The EU production quota for sugar will be abolished a year from now, on October 1, 2017. But the lifting of export restrictions will “make it easier” for EU sugar to find its way to the global market and result in a tightening of supplies.
“Sugar buyers must have been licking their lips when they saw what happened to milk prices last year after the removal of EU milk quotas,” Rabobank noted. “But the scheduled demise of the sugar production quota about a year from now does not necessarily guarantee a low sugar price.”
Currently, around 80% to 85% of the sugar processed in the EU for use in food comes from EU sugar beets.

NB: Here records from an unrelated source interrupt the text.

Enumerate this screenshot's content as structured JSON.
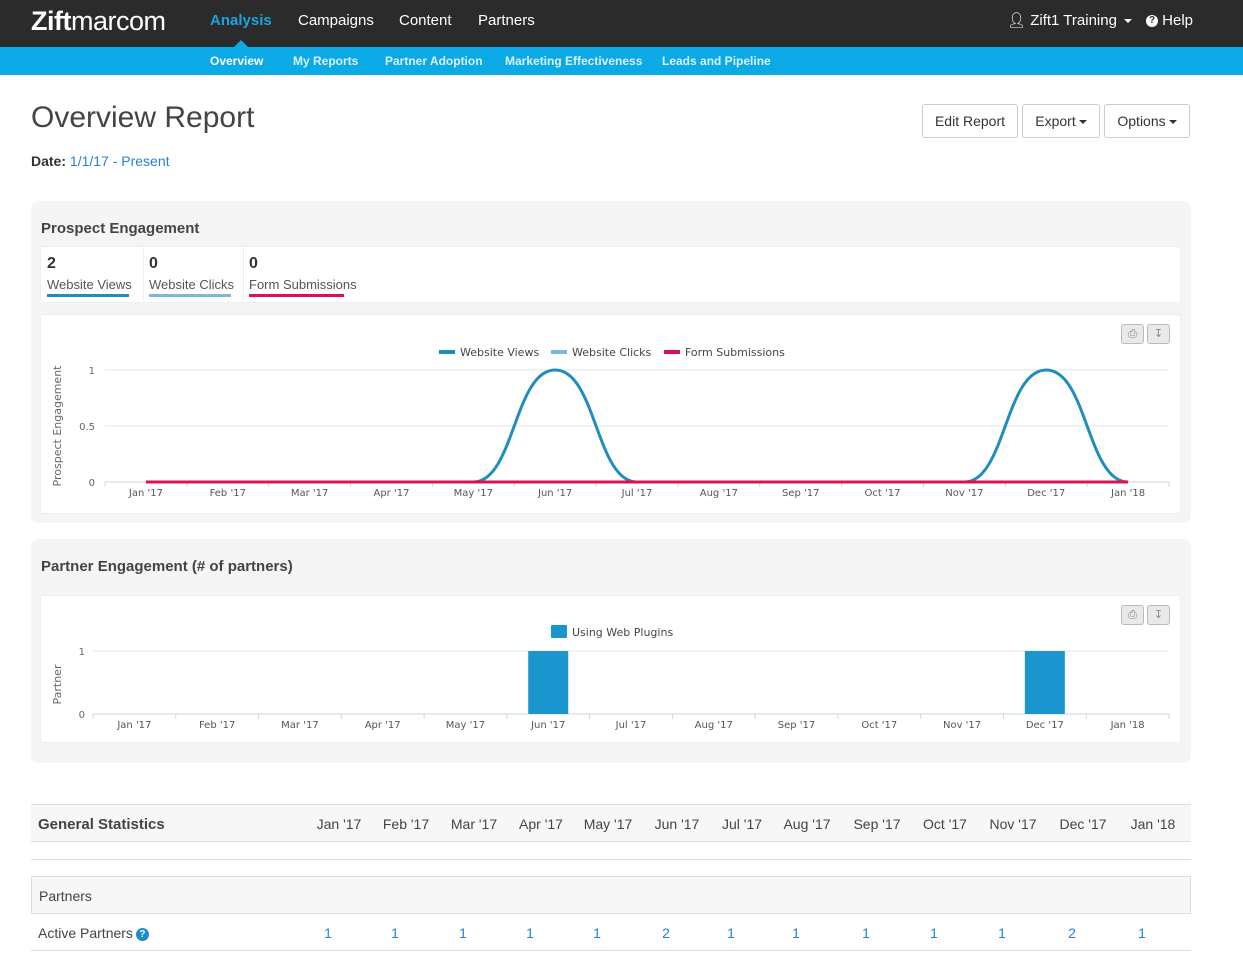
{
  "app": {
    "logo_bold": "Zift",
    "logo_light": "marcom"
  },
  "topnav": [
    {
      "label": "Analysis",
      "active": true
    },
    {
      "label": "Campaigns"
    },
    {
      "label": "Content"
    },
    {
      "label": "Partners"
    }
  ],
  "user": {
    "name": "Zift1 Training",
    "help": "Help"
  },
  "subnav": [
    {
      "label": "Overview",
      "active": true
    },
    {
      "label": "My Reports"
    },
    {
      "label": "Partner Adoption"
    },
    {
      "label": "Marketing Effectiveness"
    },
    {
      "label": "Leads and Pipeline"
    }
  ],
  "page": {
    "title": "Overview Report",
    "date_label": "Date:",
    "date_value": "1/1/17 - Present",
    "buttons": {
      "edit": "Edit Report",
      "export": "Export",
      "options": "Options"
    }
  },
  "prospect": {
    "title": "Prospect Engagement",
    "stats": [
      {
        "value": "2",
        "label": "Website Views",
        "color": "#1f8dbf"
      },
      {
        "value": "0",
        "label": "Website Clicks",
        "color": "#7ab8dc"
      },
      {
        "value": "0",
        "label": "Form Submissions",
        "color": "#e0104f"
      }
    ]
  },
  "partner": {
    "title": "Partner Engagement (# of partners)"
  },
  "chart_data": [
    {
      "type": "line",
      "ylabel": "Prospect Engagement",
      "categories": [
        "Jan '17",
        "Feb '17",
        "Mar '17",
        "Apr '17",
        "May '17",
        "Jun '17",
        "Jul '17",
        "Aug '17",
        "Sep '17",
        "Oct '17",
        "Nov '17",
        "Dec '17",
        "Jan '18"
      ],
      "yticks": [
        "0",
        "0.5",
        "1"
      ],
      "ylim": [
        0,
        1
      ],
      "legend": "top-center",
      "series": [
        {
          "name": "Website Views",
          "color": "#1f8dbf",
          "values": [
            0,
            0,
            0,
            0,
            0,
            1,
            0,
            0,
            0,
            0,
            0,
            1,
            0
          ]
        },
        {
          "name": "Website Clicks",
          "color": "#7ab8dc",
          "values": [
            0,
            0,
            0,
            0,
            0,
            0,
            0,
            0,
            0,
            0,
            0,
            0,
            0
          ]
        },
        {
          "name": "Form Submissions",
          "color": "#e0104f",
          "values": [
            0,
            0,
            0,
            0,
            0,
            0,
            0,
            0,
            0,
            0,
            0,
            0,
            0
          ]
        }
      ]
    },
    {
      "type": "bar",
      "ylabel": "Partner",
      "categories": [
        "Jan '17",
        "Feb '17",
        "Mar '17",
        "Apr '17",
        "May '17",
        "Jun '17",
        "Jul '17",
        "Aug '17",
        "Sep '17",
        "Oct '17",
        "Nov '17",
        "Dec '17",
        "Jan '18"
      ],
      "yticks": [
        "0",
        "1"
      ],
      "ylim": [
        0,
        1
      ],
      "legend": "top-center",
      "series": [
        {
          "name": "Using Web Plugins",
          "color": "#1b95cd",
          "values": [
            0,
            0,
            0,
            0,
            0,
            1,
            0,
            0,
            0,
            0,
            0,
            1,
            0
          ]
        }
      ]
    }
  ],
  "stats_table": {
    "title": "General Statistics",
    "months": [
      "Jan '17",
      "Feb '17",
      "Mar '17",
      "Apr '17",
      "May '17",
      "Jun '17",
      "Jul '17",
      "Aug '17",
      "Sep '17",
      "Oct '17",
      "Nov '17",
      "Dec '17",
      "Jan '18"
    ],
    "section": "Partners",
    "row_label": "Active Partners",
    "row_values": [
      "1",
      "1",
      "1",
      "1",
      "1",
      "2",
      "1",
      "1",
      "1",
      "1",
      "1",
      "2",
      "1"
    ]
  }
}
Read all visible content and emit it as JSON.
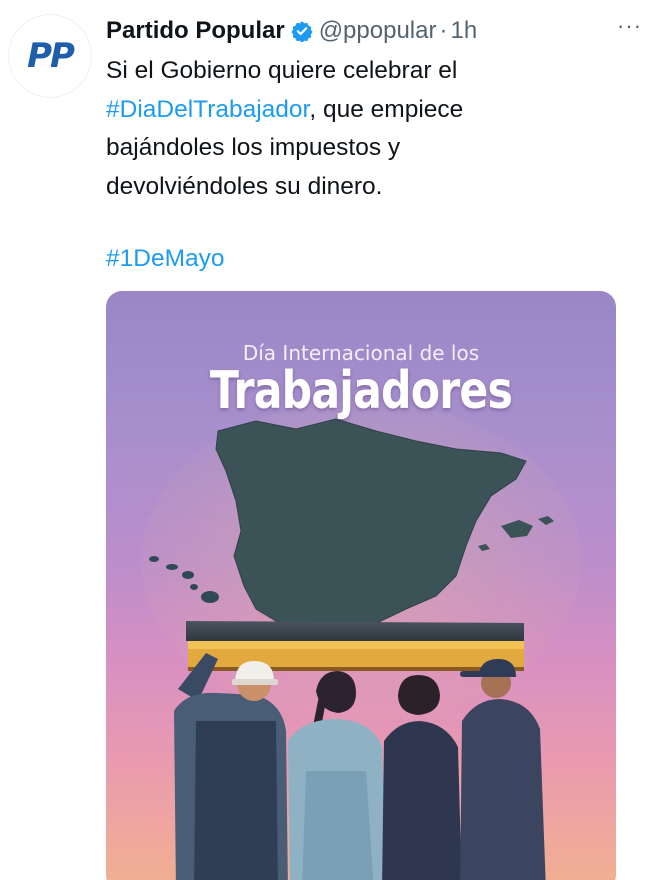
{
  "author": {
    "avatar_text": "PP",
    "display_name": "Partido Popular",
    "handle": "@ppopular",
    "separator": "·",
    "time": "1h",
    "more_label": "···"
  },
  "tweet": {
    "line1": "Si el Gobierno quiere celebrar el",
    "line2_hashtag": "#DiaDelTrabajador",
    "line2_rest": ", que empiece",
    "line3": "bajándoles los impuestos y",
    "line4": "devolviéndoles su dinero.",
    "hashtag2": "#1DeMayo"
  },
  "poster": {
    "subtitle": "Día Internacional de los",
    "title": "Trabajadores"
  },
  "colors": {
    "hashtag": "#1d9bf0",
    "verified": "#1d9bf0",
    "brand": "#1d5fa8"
  }
}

Once the quota is abolished, this percentage will increase due to greater production in the EU and declining imports.
But this won’t necessarily trigger the fall in prices many buyers will have been dreaming about, explained Rabobank analysts Ruud Schers and Sebastiaan Schreijen in their update this week.
Dreams & nightmares
“Even though the world market price will not impact EU consumption directly, it may have a big impact on the trade balance (imports versus exports) post October 2017. The trade balance will strongly depend on the attractiveness of exporting EU sugar to the world market,” they explained.
“Post-quota, EU sugar producers can choose where they want to sell their sugar: in the EU or beyond. Imports, in turn, will be determined by the pull of EU cane refiners, and the push from exporters [in developing countries] who are looking for lucrative markets.”
In this “nightmare scenario”, a small or even negative premium of the EU sugar price versus the one on the world market will see exports rise and imports fall. This could trigger regional sugar shortages or tighter national supply within the EU.
This is a far cry from the “dream scenario” many in the industry will have had in mind – one in which the larger supply of EU sugar post-quotas will lead to a low (or lower) EU sugar price. Buyers therefore need to “wake up”, Schers and Schreijen warned in their paper “Even the sweetest dreams may turn sour: The EU quota regime comes to an end”.
The analysts said companies reliant on sugar should not surrender to the whims of the market. Rather, they should look at strategies to minimise any price shocks and look closely at their reliance on EU sugar producers. Hedging and long- or longer-term contracts may be the easiest ways for sugar buyers to fix future volumes at an acceptable price level, they said.
Food and drink manufacturers should also ramp up efforts to find alternatives. “Isoglucose or other alternative sweeteners may well be able (in time) to replace sugar as a raw material. Now is the time to work on making this a reality—or, at the very least, to explore the options,” they suggested.
A spokeswoman for CIUS, the Committee of European Sugar Users, noted that the impending sugar market reforms could have both positive and negative consequences. The narrowing of the gap between European and world prices will benefit the EU food industry, but this shouldn’t be “undermined by a risk of shortage”.
“Sugar users prefer to source from European producers but need to be able to source easily outside in the case of a shortage,” she said.